As with any group of people, there will be some you get on with and some you won't. If you feel that you have little in common with the gay people you have met so far, you could try different ways of contacting more gay men, for example as pen pals, or through the many special interest gay groups (like gay men's choirs or gay football supporters networks) - look them up in Gay Times.
Healthy lives and ...
There's no doubt that having a positive attitude towards yourself goes a long way to keeping healthy. It's also important, in whatever you do, that you look after yourself and consider your actions in relation to others.
This is particularly useful advice when it comes to sex. Whether it's a relationship or a one night stand, sex with another man can feel great and should make us feel good about who we are. Sex with other men can be whatever you want it to be and it's important to be clear about what you do want to do and what you don't. As with anything, people have their likes and dislikes and it's important that you talk them over with your sexual partner.
... safer sex
In the United Kingdom, HIV (the virus that is believed to be the cause of AIDS) affects more gay men than any other group and this can make us anxious about sex. But once we know how we can protect ourselves and our partners, we can relax and enjoy ourselves. HIV cannot be passed on through wanking, kissing, touching or hugging. The risk of transmitting HIV through oral sex (cock sucking) is believed to be very low but if either of you have cuts or sores in the mouth you should use condoms (flavoured ones taste much better).

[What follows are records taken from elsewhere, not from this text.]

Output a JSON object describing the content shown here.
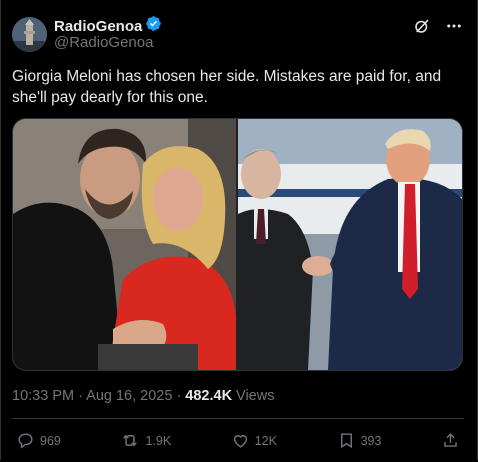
{
  "tweet": {
    "author": {
      "name": "RadioGenoa",
      "handle": "@RadioGenoa",
      "verified": true,
      "verified_color": "#1d9bf0"
    },
    "text": "Giorgia Meloni has chosen her side. Mistakes are paid for, and she'll pay dearly for this one.",
    "image_left_alt": "",
    "image_right_alt": "",
    "timestamp": "10:33 PM · Aug 16, 2025 · ",
    "views_count": "482.4K",
    "views_label": " Views"
  },
  "actions": {
    "replies": "969",
    "reposts": "1.9K",
    "likes": "12K",
    "bookmarks": "393"
  },
  "icons": [
    "grok-icon",
    "more-icon",
    "reply-icon",
    "repost-icon",
    "like-icon",
    "bookmark-icon",
    "share-icon"
  ],
  "colors": {
    "background": "#000000",
    "text": "#e7e9ea",
    "muted": "#71767b",
    "border": "#2f3336"
  }
}
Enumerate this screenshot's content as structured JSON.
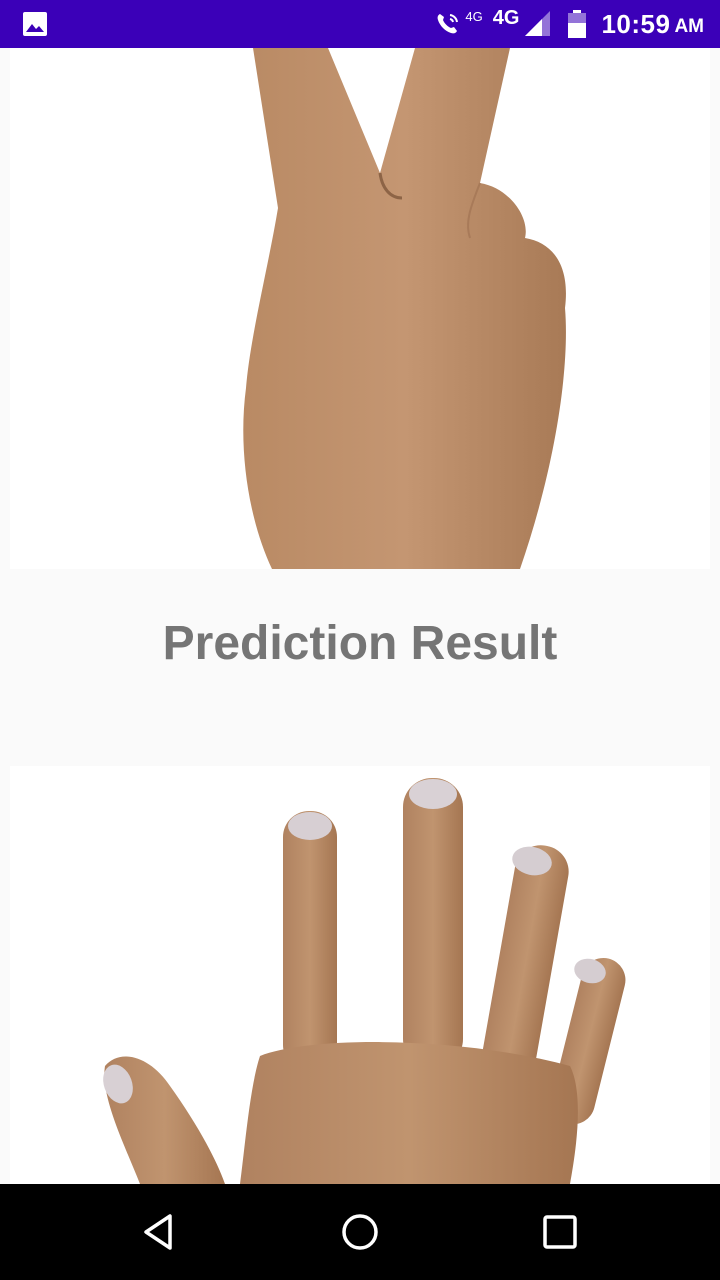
{
  "status_bar": {
    "call_network": "4G",
    "network": "4G",
    "time": "10:59",
    "ampm": "AM",
    "background_color": "#3b00b8"
  },
  "content": {
    "result_title": "Prediction Result",
    "title_color": "#757575",
    "top_image": "hand-two-fingers-scissors",
    "bottom_image": "hand-open-palm-paper"
  },
  "nav_bar": {
    "icons": [
      "back-triangle-icon",
      "home-circle-icon",
      "recents-square-icon"
    ]
  }
}
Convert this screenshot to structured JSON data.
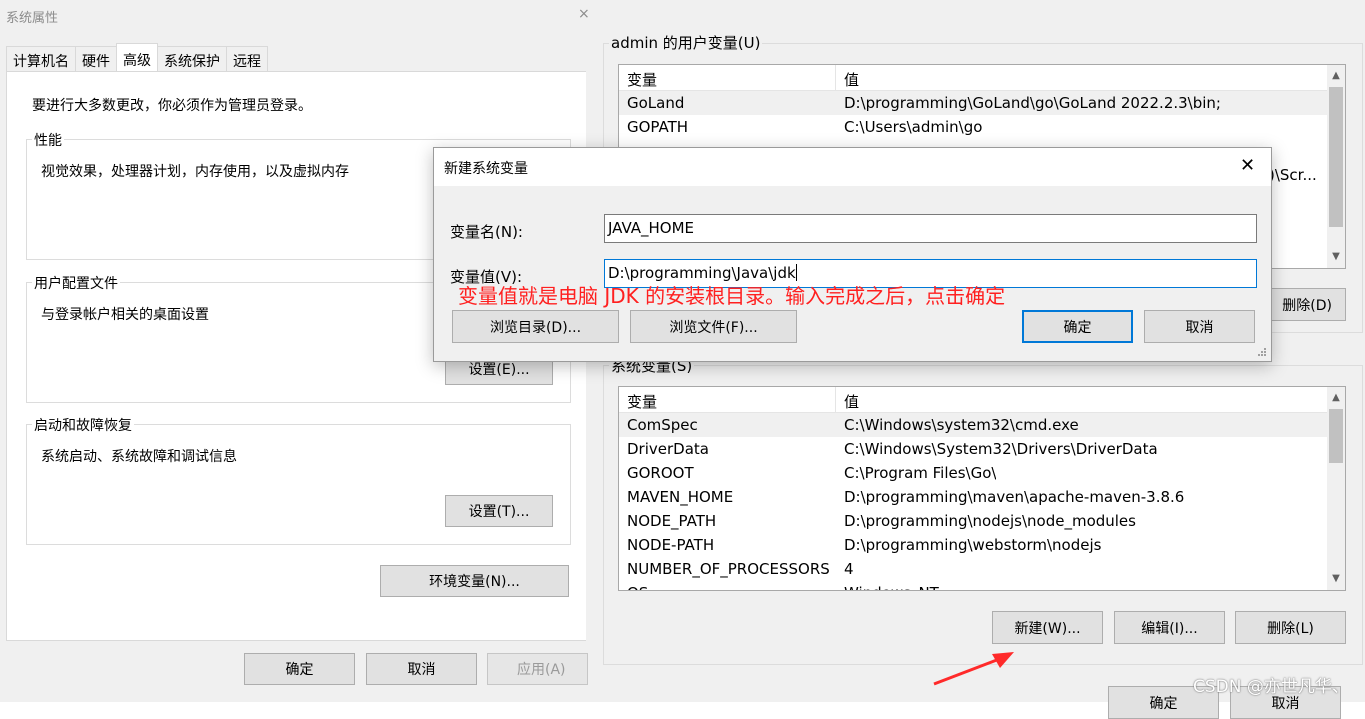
{
  "system_properties": {
    "title": "系统属性",
    "close_glyph": "×",
    "tabs": [
      "计算机名",
      "硬件",
      "高级",
      "系统保护",
      "远程"
    ],
    "active_tab": 2,
    "admin_notice": "要进行大多数更改，你必须作为管理员登录。",
    "groups": {
      "performance": {
        "title": "性能",
        "desc": "视觉效果，处理器计划，内存使用，以及虚拟内存"
      },
      "user_profiles": {
        "title": "用户配置文件",
        "desc": "与登录帐户相关的桌面设置",
        "button": "设置(E)..."
      },
      "startup_recovery": {
        "title": "启动和故障恢复",
        "desc": "系统启动、系统故障和调试信息",
        "button": "设置(T)..."
      }
    },
    "env_button": "环境变量(N)...",
    "ok_button": "确定",
    "cancel_button": "取消",
    "apply_button": "应用(A)"
  },
  "env_vars": {
    "user_section_title": "admin 的用户变量(U)",
    "columns": {
      "name": "变量",
      "value": "值"
    },
    "user_rows": [
      {
        "name": "GoLand",
        "value": "D:\\programming\\GoLand\\go\\GoLand 2022.2.3\\bin;"
      },
      {
        "name": "GOPATH",
        "value": "C:\\Users\\admin\\go"
      }
    ],
    "user_partial_value": ")\\Scr...",
    "user_delete_button": "删除(D)",
    "system_section_title": "系统变量(S)",
    "system_rows": [
      {
        "name": "ComSpec",
        "value": "C:\\Windows\\system32\\cmd.exe"
      },
      {
        "name": "DriverData",
        "value": "C:\\Windows\\System32\\Drivers\\DriverData"
      },
      {
        "name": "GOROOT",
        "value": "C:\\Program Files\\Go\\"
      },
      {
        "name": "MAVEN_HOME",
        "value": "D:\\programming\\maven\\apache-maven-3.8.6"
      },
      {
        "name": "NODE_PATH",
        "value": "D:\\programming\\nodejs\\node_modules"
      },
      {
        "name": "NODE-PATH",
        "value": "D:\\programming\\webstorm\\nodejs"
      },
      {
        "name": "NUMBER_OF_PROCESSORS",
        "value": "4"
      },
      {
        "name": "OS",
        "value": "Windows_NT"
      }
    ],
    "system_buttons": {
      "new": "新建(W)...",
      "edit": "编辑(I)...",
      "delete": "删除(L)"
    },
    "ok_button": "确定",
    "cancel_button": "取消"
  },
  "new_var_dialog": {
    "title": "新建系统变量",
    "close_glyph": "✕",
    "name_label": "变量名(N):",
    "name_value": "JAVA_HOME",
    "value_label": "变量值(V):",
    "value_value": "D:\\programming\\Java\\jdk",
    "browse_dir_button": "浏览目录(D)...",
    "browse_file_button": "浏览文件(F)...",
    "ok_button": "确定",
    "cancel_button": "取消"
  },
  "annotation_text": "变量值就是电脑 JDK 的安装根目录。输入完成之后，点击确定",
  "watermark": "CSDN @亦世凡华、",
  "colors": {
    "accent": "#0078d7",
    "annotation": "#ff2020",
    "arrow": "#ff2a2a"
  }
}
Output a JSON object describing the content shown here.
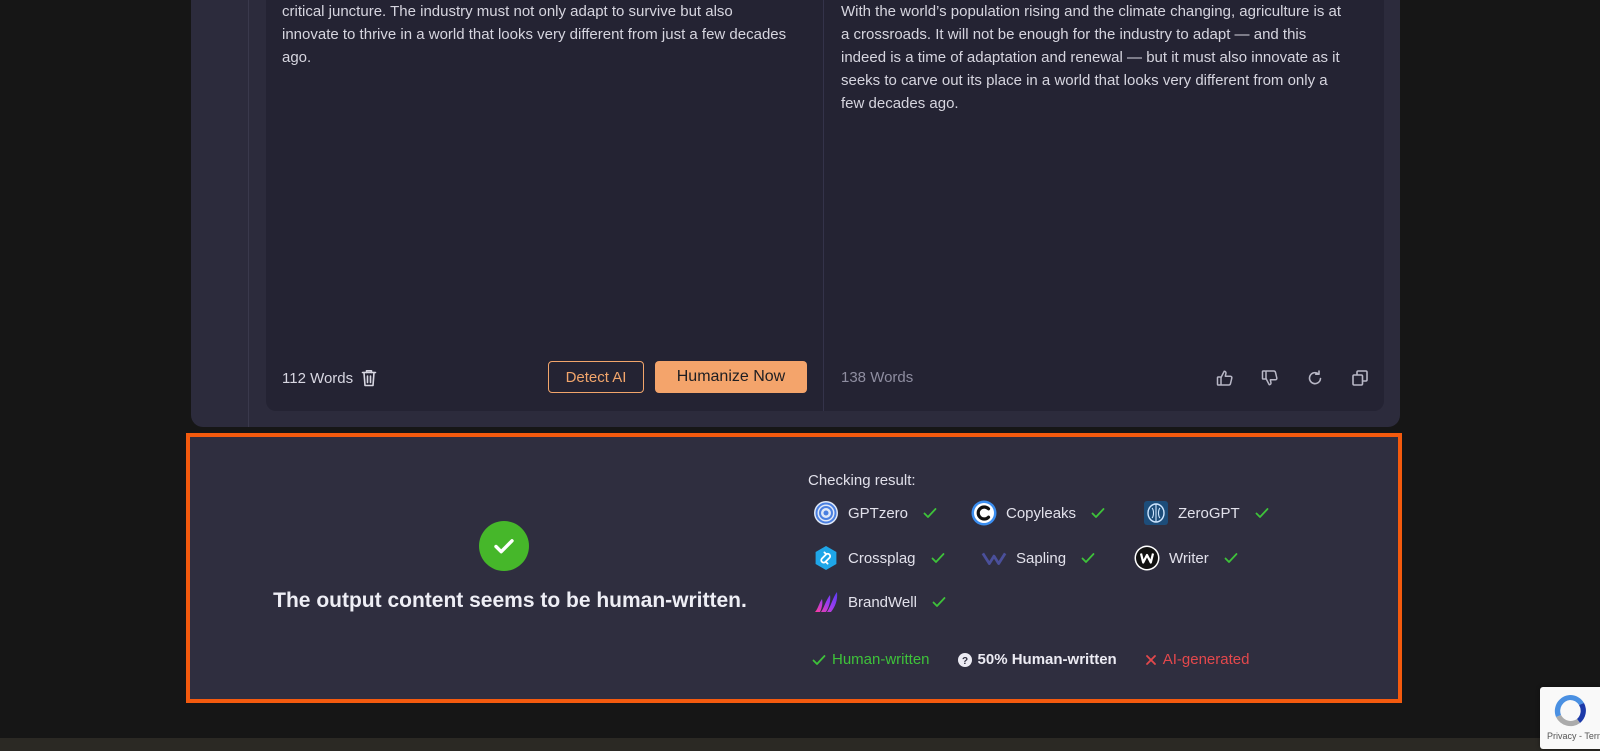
{
  "input_pane": {
    "text": [
      "population grows and the climate continues to shift, agriculture stands at a critical juncture. The industry must not only adapt to survive but also innovate to thrive in a world that looks very different from just a few decades ago."
    ],
    "word_count": "112 Words",
    "detect_label": "Detect AI",
    "humanize_label": "Humanize Now"
  },
  "output_pane": {
    "text": [
      "damage economies, and threaten the incomes of millions. At a crossroad With the world’s population rising and the  climate changing, agriculture is at a crossroads. It will not be enough for the industry to  adapt — and this indeed is a time of adaptation and renewal — but it must also innovate as it seeks to carve out its place in a world that looks very different from only a few decades ago."
    ],
    "word_count": "138 Words",
    "actions": [
      "thumbs-up-icon",
      "thumbs-down-icon",
      "regenerate-icon",
      "copy-icon"
    ]
  },
  "result": {
    "verdict": "The output content seems to be human-written.",
    "checking_title": "Checking result:",
    "detectors": [
      {
        "name": "GPTzero",
        "icon": "gptzero-logo"
      },
      {
        "name": "Copyleaks",
        "icon": "copyleaks-logo"
      },
      {
        "name": "ZeroGPT",
        "icon": "zerogpt-logo"
      },
      {
        "name": "Crossplag",
        "icon": "crossplag-logo"
      },
      {
        "name": "Sapling",
        "icon": "sapling-logo"
      },
      {
        "name": "Writer",
        "icon": "writer-logo"
      },
      {
        "name": "BrandWell",
        "icon": "brandwell-logo"
      }
    ],
    "legend": {
      "human": "Human-written",
      "half": "50% Human-written",
      "ai": "AI-generated"
    }
  },
  "recaptcha": {
    "text": "Privacy - Terms"
  },
  "colors": {
    "accent": "#f4a46b",
    "highlight_border": "#f45a0e",
    "success": "#46b72a",
    "error": "#e4484c"
  }
}
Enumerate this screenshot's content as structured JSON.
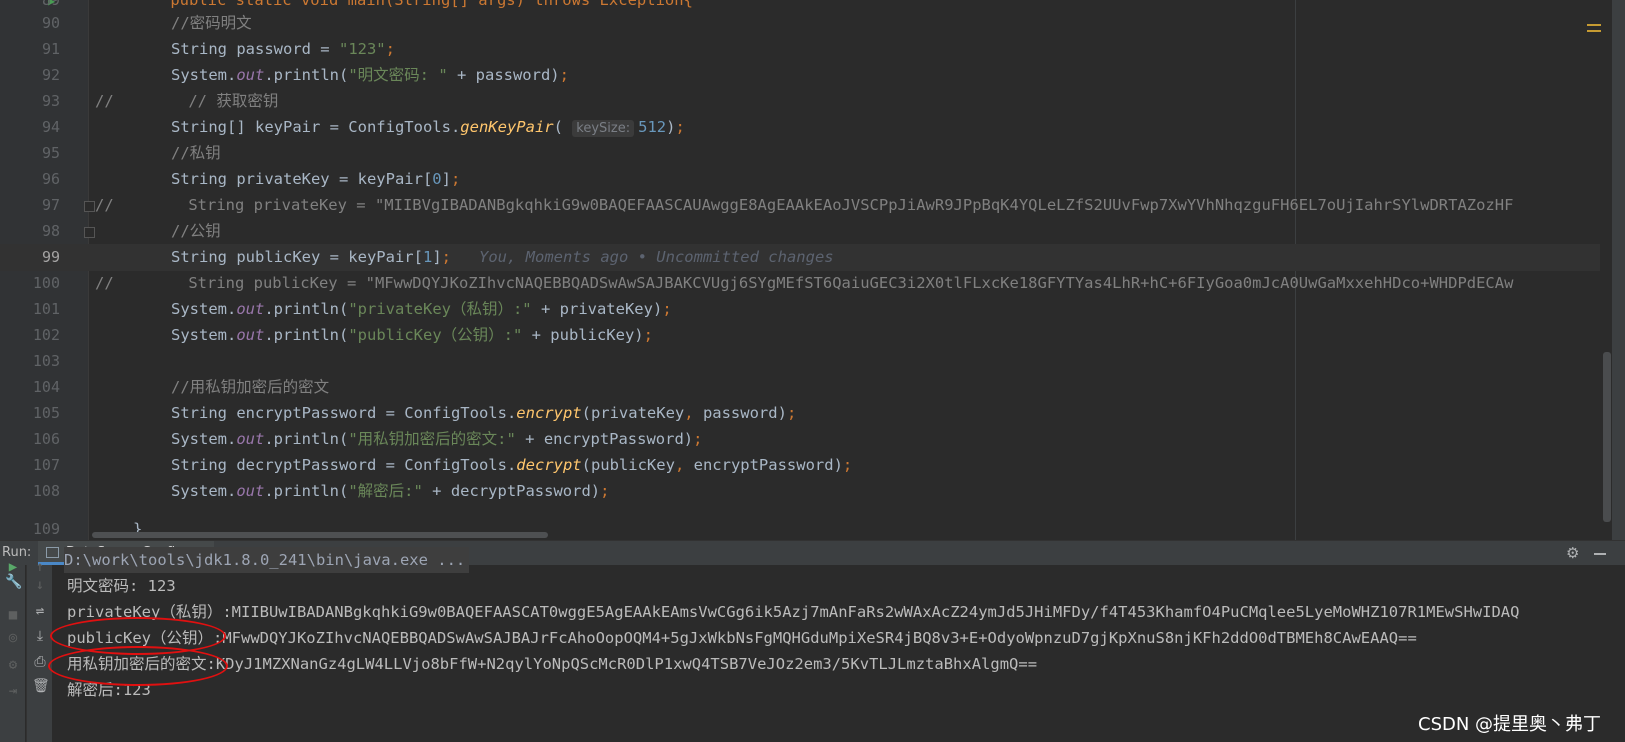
{
  "editor": {
    "top_partial": "    public static void main(String[] args) throws Exception{",
    "lines": [
      {
        "n": "90",
        "comment": "//密码明文"
      },
      {
        "n": "91"
      },
      {
        "n": "92"
      },
      {
        "n": "93",
        "comment": "//        // 获取密钥"
      },
      {
        "n": "94",
        "hint": "keySize:"
      },
      {
        "n": "95",
        "comment": "//私钥"
      },
      {
        "n": "96"
      },
      {
        "n": "97",
        "comment": "//        String privateKey = \"MIIBVgIBADANBgkqhkiG9w0BAQEFAASCAUAwggE8AgEAAkEAoJVSCPpJiAwR9JPpBqK4YQLeLZfS2UUvFwp7XwYVhNhqzguFH6EL7oUjIahrSYlwDRTAZozHF"
      },
      {
        "n": "98",
        "comment": "//公钥"
      },
      {
        "n": "99",
        "blame": "You, Moments ago • Uncommitted changes"
      },
      {
        "n": "100",
        "comment": "//        String publicKey = \"MFwwDQYJKoZIhvcNAQEBBQADSwAwSAJBAKCVUgj6SYgMEfST6QaiuGEC3i2X0tlFLxcKe18GFYTYas4LhR+hC+6FIyGoa0mJcA0UwGaMxxehHDco+WHDPdECAw"
      },
      {
        "n": "101"
      },
      {
        "n": "102"
      },
      {
        "n": "103"
      },
      {
        "n": "104",
        "comment": "//用私钥加密后的密文"
      },
      {
        "n": "105"
      },
      {
        "n": "106"
      },
      {
        "n": "107"
      },
      {
        "n": "108"
      },
      {
        "n": "109"
      }
    ],
    "strings": {
      "s91": "\"123\"",
      "s92": "\"明文密码: \"",
      "n94": "512",
      "n96": "0",
      "n99": "1",
      "s101": "\"privateKey（私钥）:\"",
      "s102": "\"publicKey（公钥）:\"",
      "s106": "\"用私钥加密后的密文:\"",
      "s108": "\"解密后:\""
    }
  },
  "run_panel": {
    "label": "Run:",
    "tab": "DataSourceConfig",
    "tab_close": "×"
  },
  "console": {
    "cmd": "D:\\work\\tools\\jdk1.8.0_241\\bin\\java.exe ...",
    "out1": "明文密码: 123",
    "out2": "privateKey（私钥）:MIIBUwIBADANBgkqhkiG9w0BAQEFAASCAT0wggE5AgEAAkEAmsVwCGg6ik5Azj7mAnFaRs2wWAxAcZ24ymJd5JHiMFDy/f4T453KhamfO4PuCMqlee5LyeMoWHZ107R1MEwSHwIDAQ",
    "out3": "publicKey（公钥）:MFwwDQYJKoZIhvcNAQEBBQADSwAwSAJBAJrFcAhoOopOQM4+5gJxWkbNsFgMQHGduMpiXeSR4jBQ8v3+E+OdyoWpnzuD7gjKpXnuS8njKFh2ddO0dTBMEh8CAwEAAQ==",
    "out4": "用私钥加密后的密文:KDyJ1MZXNanGz4gLW4LLVjo8bFfW+N2qylYoNpQScMcR0DlP1xwQ4TSB7VeJOz2em3/5KvTLJLmztaBhxAlgmQ==",
    "out5": "解密后:123"
  },
  "watermark": "CSDN @提里奥丶弗丁",
  "colors": {
    "annotation": "#e01010",
    "keyword": "#cc7832",
    "string": "#6a8759"
  }
}
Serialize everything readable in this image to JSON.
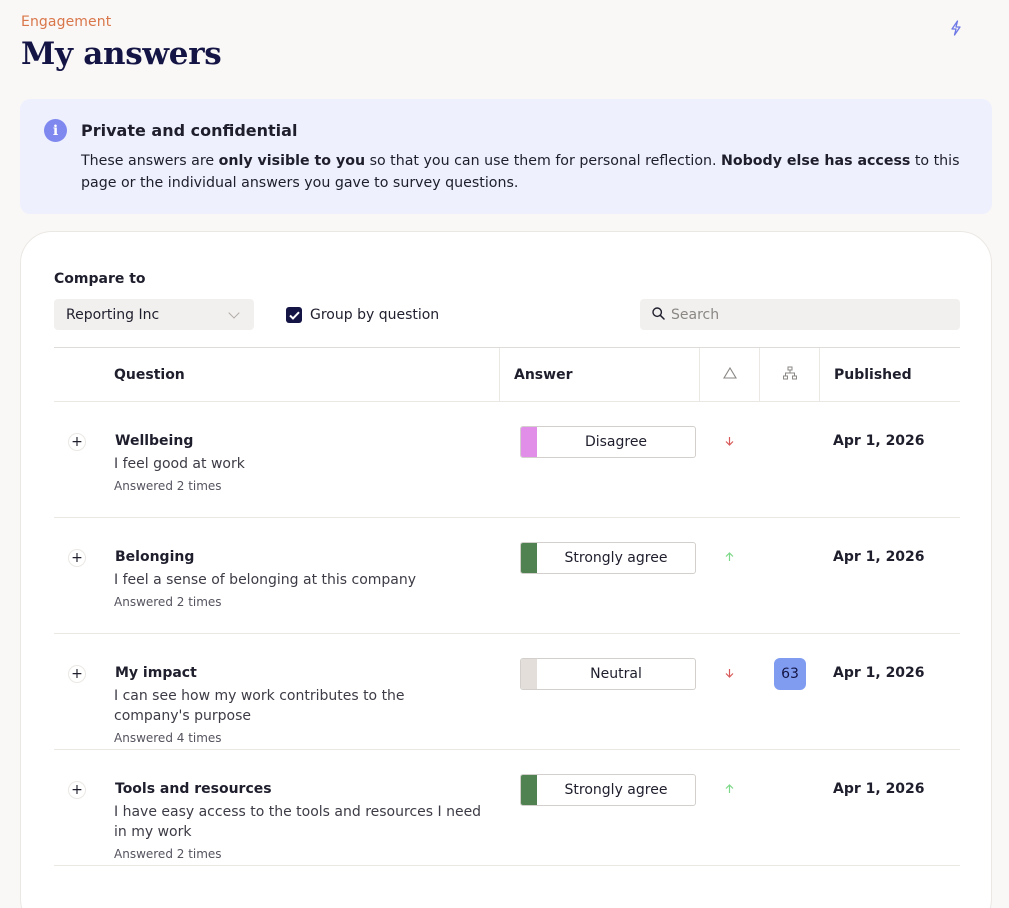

Anal sex (fucking), is the riskiest activity as far as transmitting HIV is concerned but by using suitable condoms and lubricant every time you fuck you can substantially reduce the risk. Suitable condoms for fucking are: Mates Superstrong, Durex UltraStrong, H.T. Special, GaySafe and Boy's Own. Of course, there is still a risk if the condom breaks, leaks or comes off. Lubricant is essential as it makes it safer and easier, so always use plenty of water based lube such as KY or Liquid Silk. Don't use oils, creams or lotions such as Vaseline or baby oil as they weaken the rubber in condoms in seconds.
You can obtain suitable condoms free of charge from Gay Men's Health Projects, some gay bars and clubs, Family Planning Clinics, some Youth Advisory Services and local GUM (Clap/VD/STD) clinics. Check the Yellow Pages for the clinic addresses if you are unsure where the nearest ones to you are. If you live in Wiltshire, you can order free supplies by post here.
While on the subject of sexually transmited diseases, it is worth mentioning that Hepatitis B is far more prevalent than HIV among gay men and it is much easier to become infected with it. The good news is that there is a vaccine against Hepatitis B and you can get vaccinated free of charge at your local GUM clinic.